**Prompt**
If a line of the listing contains the string "title", return that line.

**Material provided**
"""

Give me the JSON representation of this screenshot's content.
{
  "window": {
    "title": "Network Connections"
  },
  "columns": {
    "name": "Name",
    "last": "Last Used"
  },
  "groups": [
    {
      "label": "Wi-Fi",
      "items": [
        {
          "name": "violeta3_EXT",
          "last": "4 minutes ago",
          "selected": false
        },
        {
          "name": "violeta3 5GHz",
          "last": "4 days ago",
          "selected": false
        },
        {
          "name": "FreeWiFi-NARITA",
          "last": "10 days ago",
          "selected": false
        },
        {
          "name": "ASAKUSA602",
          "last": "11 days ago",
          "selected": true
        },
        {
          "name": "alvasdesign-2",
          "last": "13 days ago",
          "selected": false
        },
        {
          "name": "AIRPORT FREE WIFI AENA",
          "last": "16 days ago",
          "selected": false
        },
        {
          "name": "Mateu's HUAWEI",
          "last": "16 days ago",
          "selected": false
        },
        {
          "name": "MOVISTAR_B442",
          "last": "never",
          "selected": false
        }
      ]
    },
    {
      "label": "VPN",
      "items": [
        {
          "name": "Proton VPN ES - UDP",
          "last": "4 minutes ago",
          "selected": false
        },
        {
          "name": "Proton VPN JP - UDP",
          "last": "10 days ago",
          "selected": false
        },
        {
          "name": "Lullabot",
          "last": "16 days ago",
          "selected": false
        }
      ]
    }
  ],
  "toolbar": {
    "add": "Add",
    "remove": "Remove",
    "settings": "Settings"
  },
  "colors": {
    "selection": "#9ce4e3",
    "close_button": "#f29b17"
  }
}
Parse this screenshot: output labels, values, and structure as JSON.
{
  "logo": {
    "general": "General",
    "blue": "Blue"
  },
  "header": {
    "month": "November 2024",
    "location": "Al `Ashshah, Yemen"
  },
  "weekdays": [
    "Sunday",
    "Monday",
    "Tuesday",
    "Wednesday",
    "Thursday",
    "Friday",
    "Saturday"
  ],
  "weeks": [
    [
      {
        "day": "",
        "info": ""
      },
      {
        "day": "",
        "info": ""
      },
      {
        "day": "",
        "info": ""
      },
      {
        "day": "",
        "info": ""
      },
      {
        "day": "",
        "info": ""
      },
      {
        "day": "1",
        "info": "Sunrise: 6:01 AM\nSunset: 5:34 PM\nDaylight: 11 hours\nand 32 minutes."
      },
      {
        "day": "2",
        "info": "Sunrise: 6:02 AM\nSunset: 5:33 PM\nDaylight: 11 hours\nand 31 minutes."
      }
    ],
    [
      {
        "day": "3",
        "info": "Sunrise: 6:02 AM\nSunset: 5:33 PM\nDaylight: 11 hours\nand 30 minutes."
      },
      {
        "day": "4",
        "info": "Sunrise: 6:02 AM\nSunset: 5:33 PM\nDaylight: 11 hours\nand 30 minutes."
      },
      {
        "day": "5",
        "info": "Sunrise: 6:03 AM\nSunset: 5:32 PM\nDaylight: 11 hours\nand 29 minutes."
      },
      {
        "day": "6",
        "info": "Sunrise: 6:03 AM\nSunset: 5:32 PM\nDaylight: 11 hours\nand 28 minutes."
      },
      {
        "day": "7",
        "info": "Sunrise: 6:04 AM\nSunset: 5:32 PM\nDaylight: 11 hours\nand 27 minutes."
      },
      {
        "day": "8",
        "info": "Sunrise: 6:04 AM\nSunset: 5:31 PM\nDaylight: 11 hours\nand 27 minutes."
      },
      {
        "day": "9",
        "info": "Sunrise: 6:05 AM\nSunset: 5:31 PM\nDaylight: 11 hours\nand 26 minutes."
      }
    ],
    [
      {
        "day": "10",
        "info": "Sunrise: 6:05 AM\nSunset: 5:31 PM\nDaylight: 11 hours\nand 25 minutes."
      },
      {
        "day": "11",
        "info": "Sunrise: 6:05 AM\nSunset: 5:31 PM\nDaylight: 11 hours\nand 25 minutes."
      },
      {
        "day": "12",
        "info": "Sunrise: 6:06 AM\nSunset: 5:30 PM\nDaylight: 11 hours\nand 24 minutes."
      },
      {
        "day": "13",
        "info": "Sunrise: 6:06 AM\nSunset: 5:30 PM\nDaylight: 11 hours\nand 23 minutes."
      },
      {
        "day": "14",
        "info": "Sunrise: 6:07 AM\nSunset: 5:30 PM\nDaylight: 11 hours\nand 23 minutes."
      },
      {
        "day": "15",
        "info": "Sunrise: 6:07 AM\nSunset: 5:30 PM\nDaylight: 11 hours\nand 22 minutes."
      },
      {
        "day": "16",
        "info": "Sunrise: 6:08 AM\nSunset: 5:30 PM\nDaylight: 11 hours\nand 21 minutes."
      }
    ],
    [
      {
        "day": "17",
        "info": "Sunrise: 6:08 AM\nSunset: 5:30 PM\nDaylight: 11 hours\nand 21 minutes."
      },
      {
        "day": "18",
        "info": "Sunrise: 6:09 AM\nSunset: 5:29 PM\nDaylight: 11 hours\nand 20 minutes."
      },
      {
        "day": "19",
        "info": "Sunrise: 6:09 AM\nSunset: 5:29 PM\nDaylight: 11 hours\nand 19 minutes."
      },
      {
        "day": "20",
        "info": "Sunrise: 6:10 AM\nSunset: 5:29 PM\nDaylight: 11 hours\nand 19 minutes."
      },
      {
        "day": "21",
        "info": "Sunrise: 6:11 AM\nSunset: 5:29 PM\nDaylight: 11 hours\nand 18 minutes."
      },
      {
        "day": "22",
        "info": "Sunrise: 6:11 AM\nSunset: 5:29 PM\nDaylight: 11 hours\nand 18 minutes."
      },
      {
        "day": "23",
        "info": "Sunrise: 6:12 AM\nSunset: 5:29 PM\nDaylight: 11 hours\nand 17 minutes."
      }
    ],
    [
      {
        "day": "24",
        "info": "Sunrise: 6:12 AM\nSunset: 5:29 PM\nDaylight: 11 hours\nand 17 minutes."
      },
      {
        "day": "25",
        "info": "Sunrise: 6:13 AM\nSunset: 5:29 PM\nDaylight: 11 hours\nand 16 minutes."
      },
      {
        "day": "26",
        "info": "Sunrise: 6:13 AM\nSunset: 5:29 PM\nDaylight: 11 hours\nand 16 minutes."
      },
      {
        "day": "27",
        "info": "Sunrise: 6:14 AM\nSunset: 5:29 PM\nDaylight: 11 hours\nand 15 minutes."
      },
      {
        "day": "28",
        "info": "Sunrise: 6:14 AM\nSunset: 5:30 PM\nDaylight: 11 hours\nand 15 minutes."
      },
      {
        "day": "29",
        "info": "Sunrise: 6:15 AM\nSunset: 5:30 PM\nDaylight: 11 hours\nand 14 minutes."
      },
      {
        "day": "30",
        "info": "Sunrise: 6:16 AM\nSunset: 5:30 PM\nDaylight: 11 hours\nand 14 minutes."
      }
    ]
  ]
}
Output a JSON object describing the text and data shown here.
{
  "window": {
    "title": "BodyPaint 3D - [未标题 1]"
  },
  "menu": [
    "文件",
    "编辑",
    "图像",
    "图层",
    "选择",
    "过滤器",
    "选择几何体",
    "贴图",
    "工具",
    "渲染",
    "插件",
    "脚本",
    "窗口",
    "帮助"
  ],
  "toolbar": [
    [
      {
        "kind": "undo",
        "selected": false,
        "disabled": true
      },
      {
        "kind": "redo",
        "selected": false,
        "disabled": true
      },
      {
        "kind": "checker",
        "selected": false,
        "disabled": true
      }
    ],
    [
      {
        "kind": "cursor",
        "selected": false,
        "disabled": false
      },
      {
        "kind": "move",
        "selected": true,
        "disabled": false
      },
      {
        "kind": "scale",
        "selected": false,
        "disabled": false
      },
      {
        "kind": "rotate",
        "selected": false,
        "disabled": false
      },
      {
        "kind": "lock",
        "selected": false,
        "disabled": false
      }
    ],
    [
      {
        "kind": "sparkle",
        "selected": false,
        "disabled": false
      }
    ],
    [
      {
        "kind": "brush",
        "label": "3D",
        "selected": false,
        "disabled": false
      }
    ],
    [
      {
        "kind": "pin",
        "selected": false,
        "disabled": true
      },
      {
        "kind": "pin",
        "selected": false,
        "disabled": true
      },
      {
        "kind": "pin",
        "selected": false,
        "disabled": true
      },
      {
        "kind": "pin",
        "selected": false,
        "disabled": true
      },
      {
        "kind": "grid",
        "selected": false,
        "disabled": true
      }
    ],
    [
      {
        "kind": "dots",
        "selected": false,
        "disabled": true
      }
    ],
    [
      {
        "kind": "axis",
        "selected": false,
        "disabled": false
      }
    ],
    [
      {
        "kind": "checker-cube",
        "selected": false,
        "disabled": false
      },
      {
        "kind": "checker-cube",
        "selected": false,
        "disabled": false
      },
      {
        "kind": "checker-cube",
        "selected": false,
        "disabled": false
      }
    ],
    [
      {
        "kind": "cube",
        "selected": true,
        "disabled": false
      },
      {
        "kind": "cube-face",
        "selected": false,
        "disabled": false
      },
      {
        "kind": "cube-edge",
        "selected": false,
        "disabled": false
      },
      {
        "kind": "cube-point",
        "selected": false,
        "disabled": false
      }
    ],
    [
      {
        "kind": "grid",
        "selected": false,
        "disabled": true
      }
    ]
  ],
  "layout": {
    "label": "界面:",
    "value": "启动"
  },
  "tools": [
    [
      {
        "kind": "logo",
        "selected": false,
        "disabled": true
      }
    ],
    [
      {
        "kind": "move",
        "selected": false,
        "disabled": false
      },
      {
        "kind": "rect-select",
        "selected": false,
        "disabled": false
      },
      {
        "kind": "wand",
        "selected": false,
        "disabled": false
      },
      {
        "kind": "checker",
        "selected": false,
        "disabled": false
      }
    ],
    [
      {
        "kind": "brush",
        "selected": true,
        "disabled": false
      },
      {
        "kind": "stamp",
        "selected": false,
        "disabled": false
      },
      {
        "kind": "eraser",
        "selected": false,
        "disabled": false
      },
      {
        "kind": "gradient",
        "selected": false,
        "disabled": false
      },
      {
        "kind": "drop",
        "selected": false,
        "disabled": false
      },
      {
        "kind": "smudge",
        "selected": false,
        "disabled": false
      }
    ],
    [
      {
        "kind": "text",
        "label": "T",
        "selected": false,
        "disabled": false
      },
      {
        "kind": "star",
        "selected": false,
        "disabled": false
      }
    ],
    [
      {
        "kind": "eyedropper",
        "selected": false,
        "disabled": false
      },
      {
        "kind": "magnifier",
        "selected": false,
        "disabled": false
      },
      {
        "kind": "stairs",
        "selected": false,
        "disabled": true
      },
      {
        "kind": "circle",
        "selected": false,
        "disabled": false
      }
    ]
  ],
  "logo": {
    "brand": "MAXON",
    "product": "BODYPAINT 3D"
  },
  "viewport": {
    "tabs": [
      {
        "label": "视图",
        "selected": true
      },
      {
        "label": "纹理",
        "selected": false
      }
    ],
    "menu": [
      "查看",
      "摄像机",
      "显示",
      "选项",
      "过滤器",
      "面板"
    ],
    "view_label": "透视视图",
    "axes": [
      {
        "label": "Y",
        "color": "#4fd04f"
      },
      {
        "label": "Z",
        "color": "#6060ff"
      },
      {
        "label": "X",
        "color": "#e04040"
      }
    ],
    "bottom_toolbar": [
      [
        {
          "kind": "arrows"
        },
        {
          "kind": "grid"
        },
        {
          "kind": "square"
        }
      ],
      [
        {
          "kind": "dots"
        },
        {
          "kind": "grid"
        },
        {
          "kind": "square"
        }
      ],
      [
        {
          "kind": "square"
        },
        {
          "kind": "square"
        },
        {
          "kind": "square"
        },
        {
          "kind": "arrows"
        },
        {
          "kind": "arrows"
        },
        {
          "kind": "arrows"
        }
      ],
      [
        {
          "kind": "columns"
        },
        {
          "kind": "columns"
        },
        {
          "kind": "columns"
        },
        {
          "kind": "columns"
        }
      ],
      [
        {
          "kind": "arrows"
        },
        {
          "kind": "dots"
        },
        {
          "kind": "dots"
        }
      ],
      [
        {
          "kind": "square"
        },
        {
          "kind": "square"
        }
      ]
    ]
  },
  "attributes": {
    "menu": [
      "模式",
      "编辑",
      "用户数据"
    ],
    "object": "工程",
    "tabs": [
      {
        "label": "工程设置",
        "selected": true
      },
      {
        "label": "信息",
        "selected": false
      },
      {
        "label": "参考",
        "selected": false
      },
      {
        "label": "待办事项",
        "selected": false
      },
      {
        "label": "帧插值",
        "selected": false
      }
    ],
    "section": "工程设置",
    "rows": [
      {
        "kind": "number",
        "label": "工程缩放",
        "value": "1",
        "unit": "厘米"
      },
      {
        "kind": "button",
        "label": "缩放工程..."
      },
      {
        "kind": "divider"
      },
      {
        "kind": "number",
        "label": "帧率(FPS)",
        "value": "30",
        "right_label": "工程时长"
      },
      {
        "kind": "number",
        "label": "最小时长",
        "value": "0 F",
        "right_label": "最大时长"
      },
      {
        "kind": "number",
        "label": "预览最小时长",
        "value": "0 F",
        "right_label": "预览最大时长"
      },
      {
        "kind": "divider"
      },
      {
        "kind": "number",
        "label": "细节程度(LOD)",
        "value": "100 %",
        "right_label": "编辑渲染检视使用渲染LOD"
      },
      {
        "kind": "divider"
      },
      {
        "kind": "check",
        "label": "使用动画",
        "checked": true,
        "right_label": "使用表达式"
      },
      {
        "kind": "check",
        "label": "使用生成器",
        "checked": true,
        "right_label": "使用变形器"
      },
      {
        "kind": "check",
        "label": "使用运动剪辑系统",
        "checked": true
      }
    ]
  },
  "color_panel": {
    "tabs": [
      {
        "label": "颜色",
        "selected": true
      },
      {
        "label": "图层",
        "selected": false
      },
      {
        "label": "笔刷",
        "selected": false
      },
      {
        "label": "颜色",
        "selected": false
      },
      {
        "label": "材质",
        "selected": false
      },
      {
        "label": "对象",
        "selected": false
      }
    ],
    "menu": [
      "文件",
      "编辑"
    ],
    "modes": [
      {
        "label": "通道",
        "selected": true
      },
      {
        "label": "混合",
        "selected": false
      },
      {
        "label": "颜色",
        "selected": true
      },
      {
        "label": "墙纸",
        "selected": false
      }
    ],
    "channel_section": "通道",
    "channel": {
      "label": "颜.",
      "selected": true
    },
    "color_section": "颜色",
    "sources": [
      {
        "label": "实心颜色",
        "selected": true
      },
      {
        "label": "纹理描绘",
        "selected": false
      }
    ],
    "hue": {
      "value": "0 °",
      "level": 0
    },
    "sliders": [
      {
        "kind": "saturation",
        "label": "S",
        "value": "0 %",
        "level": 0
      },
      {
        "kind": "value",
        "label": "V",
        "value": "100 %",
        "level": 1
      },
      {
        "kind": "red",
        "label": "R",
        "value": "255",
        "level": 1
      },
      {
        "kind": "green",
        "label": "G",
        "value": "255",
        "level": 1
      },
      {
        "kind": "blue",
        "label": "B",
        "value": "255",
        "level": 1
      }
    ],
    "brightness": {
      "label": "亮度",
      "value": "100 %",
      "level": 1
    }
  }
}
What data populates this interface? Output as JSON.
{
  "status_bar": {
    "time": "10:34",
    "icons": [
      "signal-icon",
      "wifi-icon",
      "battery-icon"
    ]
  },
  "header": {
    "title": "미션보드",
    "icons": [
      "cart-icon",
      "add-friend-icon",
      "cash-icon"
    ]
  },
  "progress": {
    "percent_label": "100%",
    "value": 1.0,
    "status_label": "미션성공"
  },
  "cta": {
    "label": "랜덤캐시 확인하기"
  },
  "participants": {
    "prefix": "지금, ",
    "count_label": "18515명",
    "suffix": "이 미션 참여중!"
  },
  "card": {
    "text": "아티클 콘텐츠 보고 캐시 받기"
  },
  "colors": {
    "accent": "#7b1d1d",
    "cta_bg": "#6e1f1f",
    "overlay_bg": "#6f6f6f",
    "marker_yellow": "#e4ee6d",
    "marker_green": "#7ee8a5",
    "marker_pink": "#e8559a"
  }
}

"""

**Exercise output**
    "title": "Network Connections"
    "title": "BodyPaint 3D - [未标题 1]"
    "title": "미션보드",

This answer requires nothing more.